After about an hour we started welding the perimeter of the new firewall. This further secured the panel to the car and gave us a nice edge to work with in the bodywork stage.
With a bead this pretty it’s almost a shame to grind it down. We also welded up the hack job that one of the previous owners did to the cowl when installing the aftermarket air conditioning.
Here you can see the shape of the panel we used to mate the new firewall to the factory transmission tunnel. We welded the panel in place, then body-worked it until the transition looked seamless.
Jon Peters then broke out the Sata gun and laid down three coats of Kustom Shop’s DTM primer/sealer (PN KEP505-GL, $73.95). It’s formulated for bare metal and will give us a good base to work with when we prep it for paint.
After welding, it was time to break out the grinder and go to town. Once done it will look like the Camaro came this way from the factory.

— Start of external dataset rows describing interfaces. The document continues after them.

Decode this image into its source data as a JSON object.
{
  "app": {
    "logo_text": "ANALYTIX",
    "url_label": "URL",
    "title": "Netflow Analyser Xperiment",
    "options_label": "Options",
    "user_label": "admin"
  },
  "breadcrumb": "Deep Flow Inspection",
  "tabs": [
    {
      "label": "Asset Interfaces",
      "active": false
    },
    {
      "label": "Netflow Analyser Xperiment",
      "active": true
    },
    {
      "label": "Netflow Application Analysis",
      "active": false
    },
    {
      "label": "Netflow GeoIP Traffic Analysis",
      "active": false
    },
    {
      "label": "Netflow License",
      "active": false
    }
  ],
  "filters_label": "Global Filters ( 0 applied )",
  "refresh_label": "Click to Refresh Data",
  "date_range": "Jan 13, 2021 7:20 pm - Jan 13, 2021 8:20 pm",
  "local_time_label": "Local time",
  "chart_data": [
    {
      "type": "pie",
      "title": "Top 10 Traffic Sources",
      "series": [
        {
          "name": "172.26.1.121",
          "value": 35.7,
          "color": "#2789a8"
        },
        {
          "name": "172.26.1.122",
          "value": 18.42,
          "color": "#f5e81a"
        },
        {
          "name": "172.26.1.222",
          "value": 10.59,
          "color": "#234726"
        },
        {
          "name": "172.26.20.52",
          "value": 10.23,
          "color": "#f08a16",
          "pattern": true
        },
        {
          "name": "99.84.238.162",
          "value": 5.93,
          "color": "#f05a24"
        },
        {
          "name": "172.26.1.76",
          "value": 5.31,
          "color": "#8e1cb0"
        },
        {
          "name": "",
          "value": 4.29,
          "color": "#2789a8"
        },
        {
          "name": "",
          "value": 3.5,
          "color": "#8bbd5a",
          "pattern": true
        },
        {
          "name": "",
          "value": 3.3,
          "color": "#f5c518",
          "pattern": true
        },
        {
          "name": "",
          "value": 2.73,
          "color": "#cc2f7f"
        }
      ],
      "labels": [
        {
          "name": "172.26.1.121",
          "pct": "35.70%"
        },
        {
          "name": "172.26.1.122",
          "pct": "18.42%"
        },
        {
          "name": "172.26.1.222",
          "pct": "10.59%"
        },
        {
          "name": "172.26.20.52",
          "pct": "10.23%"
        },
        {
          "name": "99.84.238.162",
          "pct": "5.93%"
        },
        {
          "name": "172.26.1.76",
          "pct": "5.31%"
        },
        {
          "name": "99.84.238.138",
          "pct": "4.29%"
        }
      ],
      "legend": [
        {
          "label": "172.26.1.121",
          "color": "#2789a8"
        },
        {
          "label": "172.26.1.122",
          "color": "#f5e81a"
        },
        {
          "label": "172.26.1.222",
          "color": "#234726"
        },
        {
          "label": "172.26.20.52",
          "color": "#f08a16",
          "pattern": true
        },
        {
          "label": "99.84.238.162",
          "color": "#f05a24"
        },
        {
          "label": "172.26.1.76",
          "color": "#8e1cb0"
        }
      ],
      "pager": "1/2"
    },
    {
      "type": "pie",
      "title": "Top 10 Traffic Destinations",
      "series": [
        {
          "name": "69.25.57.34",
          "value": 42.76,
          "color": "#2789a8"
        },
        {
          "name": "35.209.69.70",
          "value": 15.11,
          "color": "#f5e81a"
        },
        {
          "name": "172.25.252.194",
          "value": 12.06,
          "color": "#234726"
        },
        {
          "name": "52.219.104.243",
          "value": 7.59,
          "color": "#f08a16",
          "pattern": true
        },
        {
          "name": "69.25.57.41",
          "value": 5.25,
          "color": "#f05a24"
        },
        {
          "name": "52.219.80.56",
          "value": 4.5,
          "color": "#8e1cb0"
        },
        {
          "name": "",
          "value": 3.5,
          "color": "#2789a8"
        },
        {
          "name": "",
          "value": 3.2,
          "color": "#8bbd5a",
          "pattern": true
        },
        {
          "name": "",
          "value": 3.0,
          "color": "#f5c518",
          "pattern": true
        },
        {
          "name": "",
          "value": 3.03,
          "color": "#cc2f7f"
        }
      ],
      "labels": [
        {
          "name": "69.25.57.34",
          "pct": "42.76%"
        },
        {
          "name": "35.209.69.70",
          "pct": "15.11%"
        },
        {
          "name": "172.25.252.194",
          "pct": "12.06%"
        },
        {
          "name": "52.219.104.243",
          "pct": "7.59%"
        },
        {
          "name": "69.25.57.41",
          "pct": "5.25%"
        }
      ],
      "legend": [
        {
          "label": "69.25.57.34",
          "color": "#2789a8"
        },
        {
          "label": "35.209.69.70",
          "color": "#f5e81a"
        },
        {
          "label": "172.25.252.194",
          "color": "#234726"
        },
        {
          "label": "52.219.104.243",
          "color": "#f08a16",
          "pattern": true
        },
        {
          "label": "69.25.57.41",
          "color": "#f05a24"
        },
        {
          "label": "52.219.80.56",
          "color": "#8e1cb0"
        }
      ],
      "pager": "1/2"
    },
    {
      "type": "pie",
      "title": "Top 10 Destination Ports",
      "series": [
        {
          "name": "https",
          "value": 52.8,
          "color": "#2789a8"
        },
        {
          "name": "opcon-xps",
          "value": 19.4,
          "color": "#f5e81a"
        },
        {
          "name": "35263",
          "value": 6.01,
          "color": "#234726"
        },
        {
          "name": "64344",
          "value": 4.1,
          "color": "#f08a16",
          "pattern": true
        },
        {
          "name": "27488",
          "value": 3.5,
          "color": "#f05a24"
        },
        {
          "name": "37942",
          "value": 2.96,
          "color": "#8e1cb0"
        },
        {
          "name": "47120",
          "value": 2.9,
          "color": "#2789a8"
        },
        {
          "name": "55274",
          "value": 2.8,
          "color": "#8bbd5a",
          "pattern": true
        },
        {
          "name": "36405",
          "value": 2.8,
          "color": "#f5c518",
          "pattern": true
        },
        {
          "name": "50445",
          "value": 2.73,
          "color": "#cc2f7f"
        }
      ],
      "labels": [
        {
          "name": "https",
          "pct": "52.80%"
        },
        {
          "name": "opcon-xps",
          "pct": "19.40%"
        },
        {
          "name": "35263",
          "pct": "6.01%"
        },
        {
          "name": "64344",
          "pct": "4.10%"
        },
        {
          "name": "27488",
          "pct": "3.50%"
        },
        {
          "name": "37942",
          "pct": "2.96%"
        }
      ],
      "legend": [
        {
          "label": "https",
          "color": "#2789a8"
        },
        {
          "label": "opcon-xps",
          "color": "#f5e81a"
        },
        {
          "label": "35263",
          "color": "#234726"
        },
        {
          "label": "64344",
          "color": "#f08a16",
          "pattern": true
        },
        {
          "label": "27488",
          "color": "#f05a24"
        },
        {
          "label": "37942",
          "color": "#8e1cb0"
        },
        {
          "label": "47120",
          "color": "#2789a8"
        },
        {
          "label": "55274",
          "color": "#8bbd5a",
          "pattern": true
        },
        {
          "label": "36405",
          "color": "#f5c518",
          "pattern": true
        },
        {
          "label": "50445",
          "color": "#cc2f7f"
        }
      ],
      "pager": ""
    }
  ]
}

The finished firewall required almost zero bodywork to get ready for primer. The edges were massaged and holes from the Cleko fasteners were smoothed over as well with some U-Pol lightweight filler.
Mark this project as done. If you compare this to the before shot, the transformation from bumpy Swiss cheese is astonishing. When we start bolting on parts, we will cut the necessary holes for the various accessories. We will also seam-seal any gaps between the new and old firewalls from the inside of the car and lay down a few sheets of sound deadener. Total time for the project was about 15 hours with cost in materials well under two hundred bucks.
Best of Show Coachworks
1011 Rancheros Drive
U-POL US, Inc.
630 Selvaggio Dr
1635 W. Spencer Street
The Kustom Shop
6695 Rasha Street
3M Corporate Headquarters